Todd Rundgren proclaimed himself “A Wizard, a True Star,” naming his fourth solo album just that back in 1973, and revealing his well-developed ego in the process.
But he could live up to that self-aggrandizing title with some of the most perfectly-crafted pop songs of the early '70s, slickly produced by the “Runt” himself.
Beautiful three-minute heartbreak ballads like “Hello It's Me” and “It Wouldn't Have Made Any Difference” — drawing from a combination of '60s British invasion and Carole King/Laura Nyro singer-songwriter influences — earned him a huge following in the early stages of his solo career.
Meanwhile, his technical skills made him an in-demand producer for acts such as Grand Funk Railroad, Badfinger, the New York Dolls and Meat Loaf.
But Rundgren was beginning to rebel against his mainstream chart successes by the time “Live at Hammersmith Odeon '75” was recorded in London.
He's backed by keyboardist Roger Powell, bassist John Siegler and drummer Willy Wilcox, the lineup known as Utopia, Rundgren's adventurous, techno-centric prog-rock vehicle.
Synth-heavy rockers such as the “Freedom Fighters” and “Mr. Trisquits” were becoming the norm, and the lengthy, spacey instrumental meanderings of the latter were getting commonplace as well, especially in his elaborate, laser-riddled live shows.
Rundgren does dig into his bag of solo gems here and there, providing some mesmerizingly melodic moments on the torchy ballad “The Last Ride,” which is adorned with Rundgren's underrated electric guitar virtuosity and the Philly-soulful backing vocals from future star Luther Vandross and Anthony Hinton.
The rabble-rousing “Heavy Metal Kids” from the same solo album provides a bracing four minutes-plus of rock 'n' roll manna, and the breezily acoustic “The Wheel” is its pleasantly refreshing chaser.

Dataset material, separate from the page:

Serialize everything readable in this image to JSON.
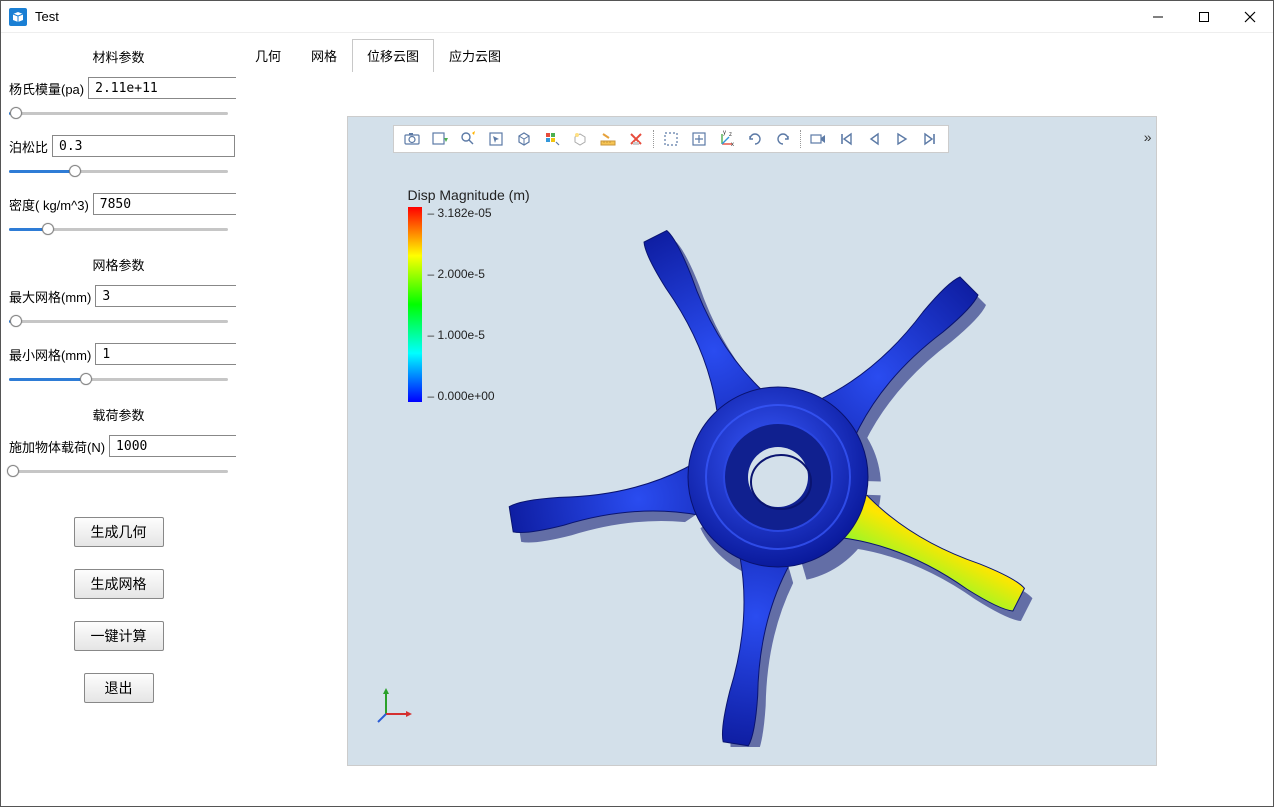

Although this show has its moments, off-key synthesizer scribblings mar the original fun of tunes such as “When the S- - - Hits the Fan/Sunset Boulevard/Le Feel Internacionale” and “Couldn't I Just Tell You,” making this uneven live set an item only the most dedicated Rundgren fan could love.
Stick with the stunning early studio stuff.
— Gene Triplett